Four bags contain a large number of 1s, 3s, 5s and 7s. Pick any ten numbers from the bags above so that their total is 37.

Find out about Magic Squares in this article written for students. Why are they magic?!

Three dice are placed in a row. Find a way to turn each one so that the three numbers on top of the dice total the same as the three numbers on the front of the dice. Can you find all the ways to do. . . .

Go through the maze, collecting and losing your money as you go. Which route gives you the highest return? And the lowest?

Make your own double-sided magic square. But can you complete both sides once you've made the pieces?

This challenging activity involves finding different ways to distribute fifteen items among four sets, when the sets must include three, four, five and six items.

What happens when you add three numbers together? Will your answer be odd or even? How do you know?

In this game for two players, the aim is to make a row of four coins which total one dollar.

There were chews for 2p, mini eggs for 3p, Chocko bars for 5p and lollypops for 7p in the sweet shop. What could each of the children buy with their money?

This challenge extends the Plants investigation so now four or more children are involved.

Use your logical-thinking skills to deduce how much Dan's crisps and ice-cream cost altogether.

This article for teachers suggests ideas for activities built around 10 and 2010.

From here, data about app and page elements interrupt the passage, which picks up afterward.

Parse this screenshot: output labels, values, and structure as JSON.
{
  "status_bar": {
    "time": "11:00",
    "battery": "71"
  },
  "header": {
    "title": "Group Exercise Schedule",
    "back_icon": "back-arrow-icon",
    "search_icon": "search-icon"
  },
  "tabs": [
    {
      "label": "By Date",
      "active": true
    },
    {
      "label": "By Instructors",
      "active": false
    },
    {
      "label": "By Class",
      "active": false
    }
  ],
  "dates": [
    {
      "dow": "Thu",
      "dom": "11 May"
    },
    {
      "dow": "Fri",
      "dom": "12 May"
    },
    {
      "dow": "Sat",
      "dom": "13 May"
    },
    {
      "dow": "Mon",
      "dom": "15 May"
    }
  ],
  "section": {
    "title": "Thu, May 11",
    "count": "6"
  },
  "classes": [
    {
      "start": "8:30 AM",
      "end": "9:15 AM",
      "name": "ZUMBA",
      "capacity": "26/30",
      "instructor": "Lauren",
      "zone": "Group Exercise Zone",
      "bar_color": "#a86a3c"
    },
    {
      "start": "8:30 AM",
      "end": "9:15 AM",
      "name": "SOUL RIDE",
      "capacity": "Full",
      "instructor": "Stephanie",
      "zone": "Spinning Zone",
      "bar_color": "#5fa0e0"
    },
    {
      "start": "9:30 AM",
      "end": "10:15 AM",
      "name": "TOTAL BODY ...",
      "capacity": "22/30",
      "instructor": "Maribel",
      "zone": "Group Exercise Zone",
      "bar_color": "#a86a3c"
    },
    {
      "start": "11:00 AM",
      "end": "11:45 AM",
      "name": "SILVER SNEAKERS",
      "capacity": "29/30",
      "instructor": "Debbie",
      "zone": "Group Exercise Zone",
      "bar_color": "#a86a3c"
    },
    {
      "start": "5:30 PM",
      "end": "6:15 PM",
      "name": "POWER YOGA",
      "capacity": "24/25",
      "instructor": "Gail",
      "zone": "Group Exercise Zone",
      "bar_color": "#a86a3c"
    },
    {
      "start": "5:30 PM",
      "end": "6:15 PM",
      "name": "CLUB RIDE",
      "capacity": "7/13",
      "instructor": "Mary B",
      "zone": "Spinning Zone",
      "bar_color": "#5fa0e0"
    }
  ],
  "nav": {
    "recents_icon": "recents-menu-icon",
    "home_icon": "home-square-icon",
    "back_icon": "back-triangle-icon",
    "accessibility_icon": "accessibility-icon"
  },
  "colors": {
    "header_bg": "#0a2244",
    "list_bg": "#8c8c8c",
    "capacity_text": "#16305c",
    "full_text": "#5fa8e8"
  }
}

Find at least one way to put in some operation signs (+ - x ÷) to make these digits come to 100.

There are nasty versions of this dice game but we'll start with the nice ones...

We start with one yellow cube and build around it to make a 3x3x3 cube with red cubes. Then we build around that red cube with blue cubes and so on. How many cubes of each colour have we used?

Vera is shopping at a market with these coins in her purse. Which things could she give exactly the right amount for?

Fancy a game of cricket? Here is a mathematical version you can play indoors without breaking any windows.

An investigation involving adding and subtracting sets of consecutive numbers. Lots to find out, lots to explore.

Are these statements always true, sometimes true or never true?

Use your logical reasoning to work out how many cows and how many sheep there are in each field.

Find a great variety of ways of asking questions which make 8.

Are these statements relating to calculation and properties of shapes always true, sometimes true or never true?

Lolla bought a balloon at the circus. She gave the clown six coins to pay for it. What could Lolla have paid for the balloon?

Choose four different digits from 1-9 and put one in each box so that the resulting four two-digit numbers add to a total of 100.

Ram divided 15 pennies among four small bags. He could then pay any sum of money from 1p to 15p without opening any bag. How many pennies did Ram put in each bag?

First Connect Three game for an adult and child. Use the dice numbers and either addition or subtraction to get three numbers in a straight line.

Use the 'double-3 down' dominoes to make a square so that each side has eight dots.

Here are the prices for 1st and 2nd class mail within the UK. You have an unlimited number of each of these stamps. Which stamps would you need to post a parcel weighing 825g?

In this 100 square, look at the green square which contains the numbers 2, 3, 12 and 13. What is the sum of the numbers that are diagonally opposite each other? What do you notice?

Have a go at this game which involves throwing two dice and adding their totals. Where should you place your counters to be more likely to win?

In sheep talk the only letters used are B and A. A sequence of words is formed by following certain rules. What do you notice when you count the letters in each word?

In this investigation, you are challenged to make mobile phone numbers which are easy to remember. What happens if you make a sequence adding 2 each time?

These sixteen children are standing in four lines of four, one behind the other. They are each holding a card with a number on it. Can you work out the missing numbers?

If the numbers 5, 7 and 4 go into this function machine, what numbers will come out?

Place the numbers from 1 to 9 in the squares below so that the difference between joined squares is odd. How many different ways can you do this?

These caterpillars have 16 parts. What different shapes do they make if each part lies in the small squares of a 4 by 4 square?

This task, written for the National Young Mathematicians' Award 2016, invites you to explore the different combinations of scores that you might get on these dart boards.

Start by putting one million (1 000 000) into the display of your calculator. Can you reduce this to 7 using just the 7 key and add, subtract, multiply, divide and equals as many times as you like?

How have the numbers been placed in this Carroll diagram? Which labels would you put on each row and column?

A group of children are using measuring cylinders but they lose the labels. Can you help relabel them?

Use the interactivities to fill in these Carroll diagrams. How do you know where to place the numbers?

Using the statements, can you work out how many of each type of rabbit there are in these pens?

Investigate the different distances of these car journeys and find out how long they take.

Can you see why 2 by 2 could be 5? Can you predict what 2 by 10 will be?

A game for 2 people. Use your skills of addition, subtraction, multiplication and division to blast the asteroids.

There are three baskets, a brown one, a red one and a pink one, holding a total of 10 eggs. Can you use the information given to find out how many eggs are in each basket?